Once the drawing is complete I trace it onto acetate with a permanent marker, then I reverse the image onto the lino. I put carbon underneath the tracing and having attached the two surfaces to the lino to retrace it. I then have, with the help of the carbon image to re-draw it in reverse! The cutting, depending on the size of the block, can take 3 to 6 weeks, I usually cut from back to front. In other words the sky then the far distance, then the middle distance, then the foreground. The foreground is the hardest to get right, so i sometimes do a proof print at the middle distance stage just to assess how the image is working in tone and space, light and shade. It is easier to remove more at this stage but can't put it back once you have cut it away.
I don't like proofing because I just know it will need adjustments. I do like the final stages when almost complete.
'The colour prints are produced by reduction using 2 blocks. But that is another story!
Your pastels have that same graphic quality with a torrent of rainbows threading themselves through each creation. The quietness of the charcoals are in brilliant contrast. What do you prefer working in?
We are lucky enough to live in a country with a wide range of seasons , so in spring/summer I am drawn to colour the, vibrancy of the garden and the country side.The barley rippling in the wind and the variations in light at differing times of day, so my pastels come to life here. Autumn can be colourful but as the weather breaks into winter the skeletons of the trees are revealed etched out against the sky, so charcoal is more appropriate to record the drama of black and white.
You must have a lot of kit in your studio, which item is the most important to you, might be a tool, a finished print plate or something sentimental? And Why?
The favourite thing in my studio? The box that houses my lino tools, made for me by my father as a birthday present when I was five, and painted pink containing silk threads, cottons needles and fabric. Then transformed by my son, years later. He stripped off the pink made little trays to go inside, fitted brass clasps and a handle, so it could accommodate my lino tools. It is a treasure!
And a fun question, if you were a Strathmore paper, which one would it be?
What are your online links?
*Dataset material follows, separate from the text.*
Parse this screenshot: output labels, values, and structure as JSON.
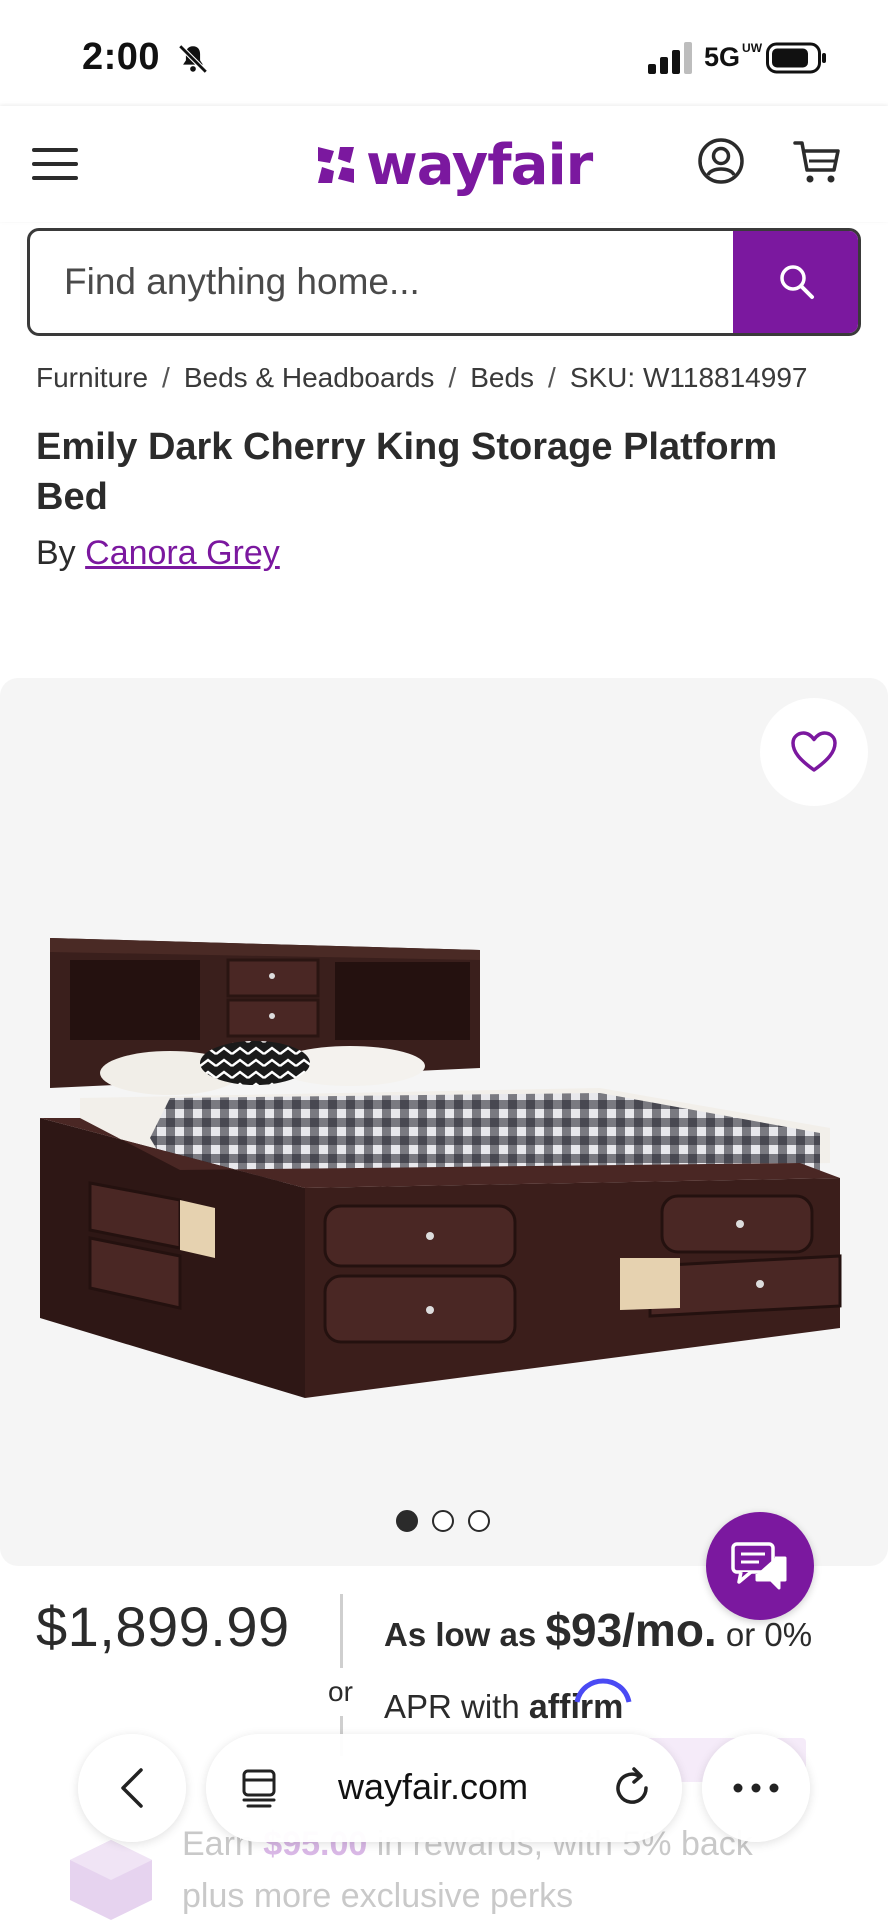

www.myrtlepizzey.co.uk I also have work with INPRINT, a web page for buying original prints www.originals-inprint.com I am on Facebook , Artists 303 blog www.artists303.org.uk, and the SGFA web site www.SGFA.org.uk